Type out the data below in its entirety, exactly as given.

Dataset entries

·····

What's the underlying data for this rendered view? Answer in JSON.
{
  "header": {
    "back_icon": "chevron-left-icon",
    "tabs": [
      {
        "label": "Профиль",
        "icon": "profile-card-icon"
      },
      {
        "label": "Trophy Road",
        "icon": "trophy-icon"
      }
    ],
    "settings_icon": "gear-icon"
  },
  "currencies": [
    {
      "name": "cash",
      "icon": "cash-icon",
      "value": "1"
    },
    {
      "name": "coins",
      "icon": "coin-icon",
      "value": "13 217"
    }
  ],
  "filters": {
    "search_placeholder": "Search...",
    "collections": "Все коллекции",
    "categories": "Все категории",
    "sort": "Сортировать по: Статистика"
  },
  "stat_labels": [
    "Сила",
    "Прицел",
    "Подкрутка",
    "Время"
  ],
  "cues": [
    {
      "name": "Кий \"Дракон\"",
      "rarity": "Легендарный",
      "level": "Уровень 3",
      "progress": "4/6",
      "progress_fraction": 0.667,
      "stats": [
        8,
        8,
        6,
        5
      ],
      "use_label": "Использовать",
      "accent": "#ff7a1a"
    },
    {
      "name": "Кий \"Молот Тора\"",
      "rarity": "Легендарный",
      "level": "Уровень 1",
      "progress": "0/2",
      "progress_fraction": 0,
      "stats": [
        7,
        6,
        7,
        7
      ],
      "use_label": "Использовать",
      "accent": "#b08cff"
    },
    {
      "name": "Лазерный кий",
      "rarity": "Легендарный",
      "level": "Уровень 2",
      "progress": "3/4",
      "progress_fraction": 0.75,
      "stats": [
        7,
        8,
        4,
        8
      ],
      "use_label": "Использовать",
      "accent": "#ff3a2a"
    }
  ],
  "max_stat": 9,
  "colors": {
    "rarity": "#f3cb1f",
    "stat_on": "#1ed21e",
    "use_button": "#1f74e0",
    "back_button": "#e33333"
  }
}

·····

Response to the task:
What's the underlying data for this rendered view? Answer in JSON.
{
  "header": {
    "back_icon": "chevron-left-icon",
    "tabs": [
      {
        "label": "Профиль",
        "icon": "profile-card-icon"
      },
      {
        "label": "Trophy Road",
        "icon": "trophy-icon"
      }
    ],
    "settings_icon": "gear-icon"
  },
  "currencies": [
    {
      "name": "cash",
      "icon": "cash-icon",
      "value": "1"
    },
    {
      "name": "coins",
      "icon": "coin-icon",
      "value": "13 217"
    }
  ],
  "filters": {
    "search_placeholder": "Search...",
    "collections": "Все коллекции",
    "categories": "Все категории",
    "sort": "Сортировать по: Статистика"
  },
  "stat_labels": [
    "Сила",
    "Прицел",
    "Подкрутка",
    "Время"
  ],
  "cues": [
    {
      "name": "Кий \"Дракон\"",
      "rarity": "Легендарный",
      "level": "Уровень 3",
      "progress": "4/6",
      "progress_fraction": 0.667,
      "stats": [
        8,
        8,
        6,
        5
      ],
      "use_label": "Использовать",
      "accent": "#ff7a1a"
    },
    {
      "name": "Кий \"Молот Тора\"",
      "rarity": "Легендарный",
      "level": "Уровень 1",
      "progress": "0/2",
      "progress_fraction": 0,
      "stats": [
        7,
        6,
        7,
        7
      ],
      "use_label": "Использовать",
      "accent": "#b08cff"
    },
    {
      "name": "Лазерный кий",
      "rarity": "Легендарный",
      "level": "Уровень 2",
      "progress": "3/4",
      "progress_fraction": 0.75,
      "stats": [
        7,
        8,
        4,
        8
      ],
      "use_label": "Использовать",
      "accent": "#ff3a2a"
    }
  ],
  "max_stat": 9,
  "colors": {
    "rarity": "#f3cb1f",
    "stat_on": "#1ed21e",
    "use_button": "#1f74e0",
    "back_button": "#e33333"
  }
}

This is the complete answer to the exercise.